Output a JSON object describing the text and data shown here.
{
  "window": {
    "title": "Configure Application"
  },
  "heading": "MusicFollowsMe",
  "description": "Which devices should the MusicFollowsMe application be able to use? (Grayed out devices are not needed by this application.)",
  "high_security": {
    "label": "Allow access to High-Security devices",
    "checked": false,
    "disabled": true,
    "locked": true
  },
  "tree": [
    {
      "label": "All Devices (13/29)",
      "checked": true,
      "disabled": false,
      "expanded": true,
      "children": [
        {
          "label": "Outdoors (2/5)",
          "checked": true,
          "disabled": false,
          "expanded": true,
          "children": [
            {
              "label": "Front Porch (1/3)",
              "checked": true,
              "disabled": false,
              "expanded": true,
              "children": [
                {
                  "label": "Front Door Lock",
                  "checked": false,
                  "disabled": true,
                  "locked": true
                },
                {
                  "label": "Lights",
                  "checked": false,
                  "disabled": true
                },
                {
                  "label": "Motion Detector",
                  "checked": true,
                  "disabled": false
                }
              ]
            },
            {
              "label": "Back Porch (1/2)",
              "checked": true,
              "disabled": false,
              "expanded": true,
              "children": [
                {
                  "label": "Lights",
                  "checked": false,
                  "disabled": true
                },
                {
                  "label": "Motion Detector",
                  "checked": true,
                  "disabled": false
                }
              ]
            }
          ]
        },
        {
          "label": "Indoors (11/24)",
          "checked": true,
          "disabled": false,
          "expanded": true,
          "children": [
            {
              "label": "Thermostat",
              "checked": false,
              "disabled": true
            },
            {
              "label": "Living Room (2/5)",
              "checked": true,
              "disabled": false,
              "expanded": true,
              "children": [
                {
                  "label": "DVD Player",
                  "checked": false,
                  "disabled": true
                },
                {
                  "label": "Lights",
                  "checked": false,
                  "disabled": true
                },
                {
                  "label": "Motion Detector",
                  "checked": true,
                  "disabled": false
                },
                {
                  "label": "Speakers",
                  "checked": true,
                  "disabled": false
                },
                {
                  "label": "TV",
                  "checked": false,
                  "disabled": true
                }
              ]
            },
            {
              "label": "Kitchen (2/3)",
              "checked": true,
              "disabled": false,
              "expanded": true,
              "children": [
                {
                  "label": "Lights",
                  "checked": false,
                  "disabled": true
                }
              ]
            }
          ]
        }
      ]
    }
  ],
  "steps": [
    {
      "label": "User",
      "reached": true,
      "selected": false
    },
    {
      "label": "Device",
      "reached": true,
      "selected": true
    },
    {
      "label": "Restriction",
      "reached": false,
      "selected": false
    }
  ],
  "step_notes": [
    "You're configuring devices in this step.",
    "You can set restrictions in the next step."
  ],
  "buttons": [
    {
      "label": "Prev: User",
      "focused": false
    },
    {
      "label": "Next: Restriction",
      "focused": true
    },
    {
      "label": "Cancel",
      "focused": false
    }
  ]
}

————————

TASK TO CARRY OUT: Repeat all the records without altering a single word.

EXERCISE RESULT:
Output a JSON object describing the text and data shown here.
{
  "window": {
    "title": "Configure Application"
  },
  "heading": "MusicFollowsMe",
  "description": "Which devices should the MusicFollowsMe application be able to use? (Grayed out devices are not needed by this application.)",
  "high_security": {
    "label": "Allow access to High-Security devices",
    "checked": false,
    "disabled": true,
    "locked": true
  },
  "tree": [
    {
      "label": "All Devices (13/29)",
      "checked": true,
      "disabled": false,
      "expanded": true,
      "children": [
        {
          "label": "Outdoors (2/5)",
          "checked": true,
          "disabled": false,
          "expanded": true,
          "children": [
            {
              "label": "Front Porch (1/3)",
              "checked": true,
              "disabled": false,
              "expanded": true,
              "children": [
                {
                  "label": "Front Door Lock",
                  "checked": false,
                  "disabled": true,
                  "locked": true
                },
                {
                  "label": "Lights",
                  "checked": false,
                  "disabled": true
                },
                {
                  "label": "Motion Detector",
                  "checked": true,
                  "disabled": false
                }
              ]
            },
            {
              "label": "Back Porch (1/2)",
              "checked": true,
              "disabled": false,
              "expanded": true,
              "children": [
                {
                  "label": "Lights",
                  "checked": false,
                  "disabled": true
                },
                {
                  "label": "Motion Detector",
                  "checked": true,
                  "disabled": false
                }
              ]
            }
          ]
        },
        {
          "label": "Indoors (11/24)",
          "checked": true,
          "disabled": false,
          "expanded": true,
          "children": [
            {
              "label": "Thermostat",
              "checked": false,
              "disabled": true
            },
            {
              "label": "Living Room (2/5)",
              "checked": true,
              "disabled": false,
              "expanded": true,
              "children": [
                {
                  "label": "DVD Player",
                  "checked": false,
                  "disabled": true
                },
                {
                  "label": "Lights",
                  "checked": false,
                  "disabled": true
                },
                {
                  "label": "Motion Detector",
                  "checked": true,
                  "disabled": false
                },
                {
                  "label": "Speakers",
                  "checked": true,
                  "disabled": false
                },
                {
                  "label": "TV",
                  "checked": false,
                  "disabled": true
                }
              ]
            },
            {
              "label": "Kitchen (2/3)",
              "checked": true,
              "disabled": false,
              "expanded": true,
              "children": [
                {
                  "label": "Lights",
                  "checked": false,
                  "disabled": true
                }
              ]
            }
          ]
        }
      ]
    }
  ],
  "steps": [
    {
      "label": "User",
      "reached": true,
      "selected": false
    },
    {
      "label": "Device",
      "reached": true,
      "selected": true
    },
    {
      "label": "Restriction",
      "reached": false,
      "selected": false
    }
  ],
  "step_notes": [
    "You're configuring devices in this step.",
    "You can set restrictions in the next step."
  ],
  "buttons": [
    {
      "label": "Prev: User",
      "focused": false
    },
    {
      "label": "Next: Restriction",
      "focused": true
    },
    {
      "label": "Cancel",
      "focused": false
    }
  ]
}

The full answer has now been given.